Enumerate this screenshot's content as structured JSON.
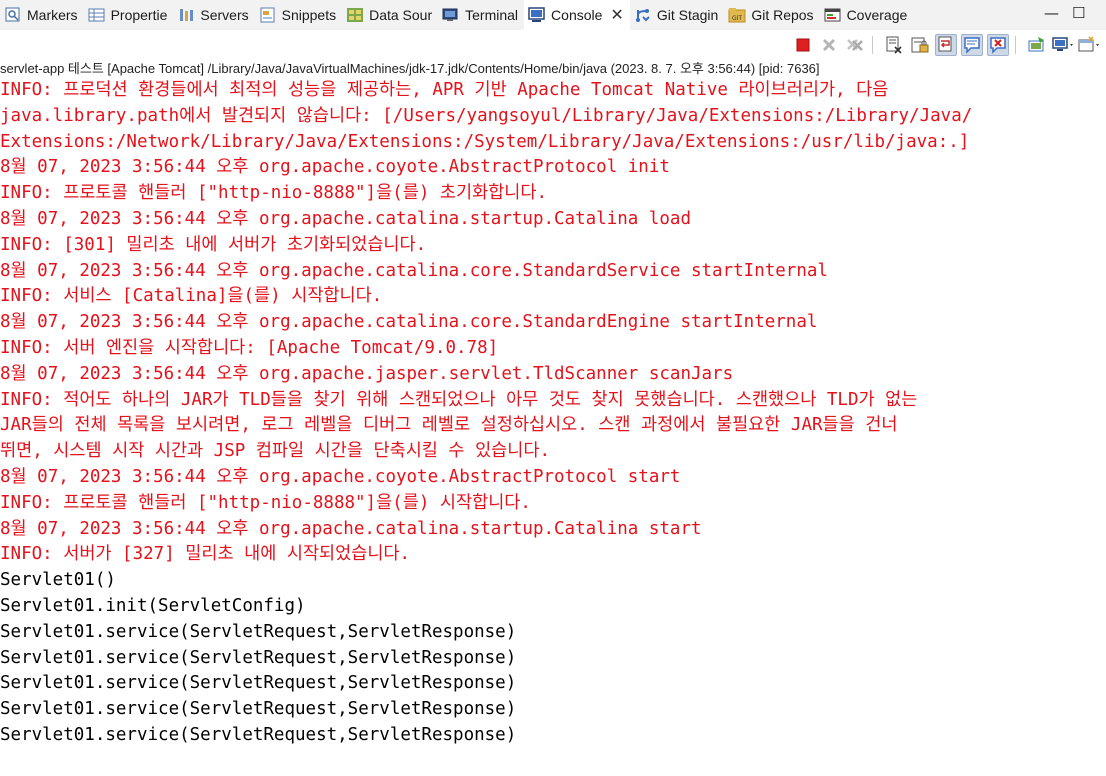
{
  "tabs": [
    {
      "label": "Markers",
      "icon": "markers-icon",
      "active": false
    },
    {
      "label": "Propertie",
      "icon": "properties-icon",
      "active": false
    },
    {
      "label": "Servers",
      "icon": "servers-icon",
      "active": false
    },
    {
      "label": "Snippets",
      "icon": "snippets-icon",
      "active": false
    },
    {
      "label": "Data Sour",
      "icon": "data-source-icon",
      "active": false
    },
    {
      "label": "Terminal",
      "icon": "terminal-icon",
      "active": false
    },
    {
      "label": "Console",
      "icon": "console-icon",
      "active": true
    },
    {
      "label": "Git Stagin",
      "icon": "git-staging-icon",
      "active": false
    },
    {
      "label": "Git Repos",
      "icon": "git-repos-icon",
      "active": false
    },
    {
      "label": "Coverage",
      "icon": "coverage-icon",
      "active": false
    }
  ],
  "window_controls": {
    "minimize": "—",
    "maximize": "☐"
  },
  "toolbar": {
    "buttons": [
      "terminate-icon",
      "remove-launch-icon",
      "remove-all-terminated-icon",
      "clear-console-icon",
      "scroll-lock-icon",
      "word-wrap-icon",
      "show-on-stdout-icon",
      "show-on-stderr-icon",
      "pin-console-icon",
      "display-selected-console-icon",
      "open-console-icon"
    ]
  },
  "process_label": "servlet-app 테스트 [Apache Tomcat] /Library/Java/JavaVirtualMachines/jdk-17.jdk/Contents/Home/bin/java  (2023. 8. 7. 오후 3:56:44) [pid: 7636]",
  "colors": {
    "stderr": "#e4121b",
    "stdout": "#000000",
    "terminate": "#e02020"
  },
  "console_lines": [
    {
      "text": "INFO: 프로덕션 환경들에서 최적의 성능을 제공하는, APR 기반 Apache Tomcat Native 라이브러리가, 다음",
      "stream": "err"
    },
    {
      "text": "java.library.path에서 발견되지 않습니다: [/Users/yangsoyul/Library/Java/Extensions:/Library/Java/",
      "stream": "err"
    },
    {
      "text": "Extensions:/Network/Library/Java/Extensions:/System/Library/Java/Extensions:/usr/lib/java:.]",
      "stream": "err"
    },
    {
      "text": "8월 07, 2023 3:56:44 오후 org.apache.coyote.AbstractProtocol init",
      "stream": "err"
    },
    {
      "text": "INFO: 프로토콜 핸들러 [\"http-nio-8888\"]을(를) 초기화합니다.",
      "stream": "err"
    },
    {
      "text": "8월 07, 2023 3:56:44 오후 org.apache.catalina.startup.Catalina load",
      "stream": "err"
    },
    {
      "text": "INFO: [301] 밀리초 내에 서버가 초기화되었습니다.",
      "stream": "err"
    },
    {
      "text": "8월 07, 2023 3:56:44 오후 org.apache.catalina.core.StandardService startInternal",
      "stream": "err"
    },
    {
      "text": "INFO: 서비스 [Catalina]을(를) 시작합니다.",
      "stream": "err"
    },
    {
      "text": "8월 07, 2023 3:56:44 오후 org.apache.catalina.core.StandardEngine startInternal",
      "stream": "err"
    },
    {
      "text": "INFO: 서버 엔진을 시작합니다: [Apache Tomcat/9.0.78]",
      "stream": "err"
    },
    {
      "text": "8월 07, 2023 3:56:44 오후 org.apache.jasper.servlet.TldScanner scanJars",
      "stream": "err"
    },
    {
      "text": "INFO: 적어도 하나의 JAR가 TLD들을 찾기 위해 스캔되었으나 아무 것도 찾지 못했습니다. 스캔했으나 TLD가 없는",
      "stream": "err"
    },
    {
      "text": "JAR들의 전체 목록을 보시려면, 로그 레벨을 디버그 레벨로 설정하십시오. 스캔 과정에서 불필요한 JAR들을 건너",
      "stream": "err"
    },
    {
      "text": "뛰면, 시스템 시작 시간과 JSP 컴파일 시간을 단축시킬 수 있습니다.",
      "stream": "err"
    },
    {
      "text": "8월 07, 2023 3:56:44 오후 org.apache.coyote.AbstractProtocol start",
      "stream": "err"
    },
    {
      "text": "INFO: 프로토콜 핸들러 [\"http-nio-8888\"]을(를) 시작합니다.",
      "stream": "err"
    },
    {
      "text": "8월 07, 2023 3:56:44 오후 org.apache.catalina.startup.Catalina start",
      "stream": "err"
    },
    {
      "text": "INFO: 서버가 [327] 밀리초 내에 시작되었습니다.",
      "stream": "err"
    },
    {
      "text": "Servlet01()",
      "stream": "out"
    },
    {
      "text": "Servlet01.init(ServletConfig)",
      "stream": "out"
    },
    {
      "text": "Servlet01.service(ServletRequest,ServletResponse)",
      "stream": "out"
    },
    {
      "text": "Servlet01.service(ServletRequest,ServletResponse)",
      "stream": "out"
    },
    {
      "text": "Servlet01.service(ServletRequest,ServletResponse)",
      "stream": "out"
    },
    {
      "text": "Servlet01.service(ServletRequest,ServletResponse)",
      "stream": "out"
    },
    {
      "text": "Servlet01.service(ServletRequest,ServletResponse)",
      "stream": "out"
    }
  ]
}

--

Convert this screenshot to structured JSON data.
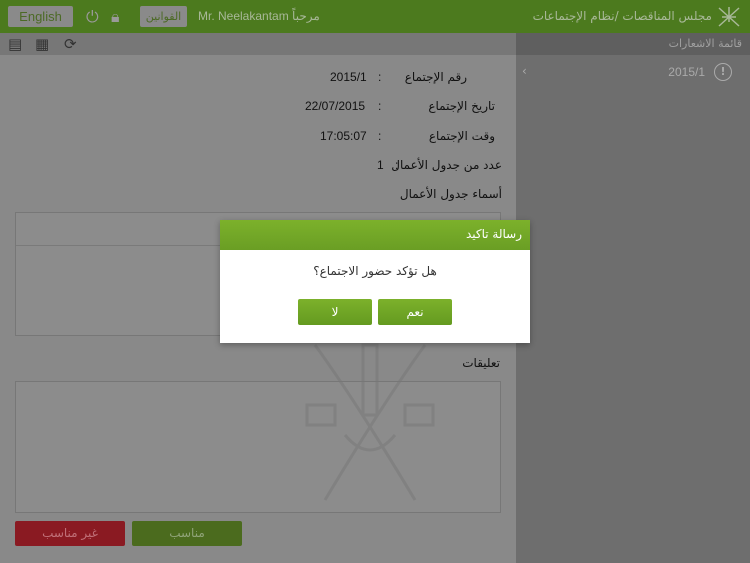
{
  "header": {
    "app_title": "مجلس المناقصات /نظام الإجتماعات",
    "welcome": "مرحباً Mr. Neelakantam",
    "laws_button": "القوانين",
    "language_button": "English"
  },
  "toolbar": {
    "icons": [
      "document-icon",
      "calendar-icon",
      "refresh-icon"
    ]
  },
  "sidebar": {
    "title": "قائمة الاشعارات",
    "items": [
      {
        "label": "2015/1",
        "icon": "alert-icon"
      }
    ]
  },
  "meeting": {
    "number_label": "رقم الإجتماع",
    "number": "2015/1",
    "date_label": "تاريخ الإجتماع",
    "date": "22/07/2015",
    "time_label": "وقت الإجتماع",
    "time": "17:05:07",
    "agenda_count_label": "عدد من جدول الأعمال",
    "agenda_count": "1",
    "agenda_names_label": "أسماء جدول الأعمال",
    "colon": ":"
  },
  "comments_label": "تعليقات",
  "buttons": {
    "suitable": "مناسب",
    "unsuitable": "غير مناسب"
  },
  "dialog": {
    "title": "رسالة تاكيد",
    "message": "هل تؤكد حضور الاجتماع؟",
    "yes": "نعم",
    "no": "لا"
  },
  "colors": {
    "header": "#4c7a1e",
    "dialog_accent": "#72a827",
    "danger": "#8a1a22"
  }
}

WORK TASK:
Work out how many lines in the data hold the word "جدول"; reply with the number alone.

TASK RESPONSE:
2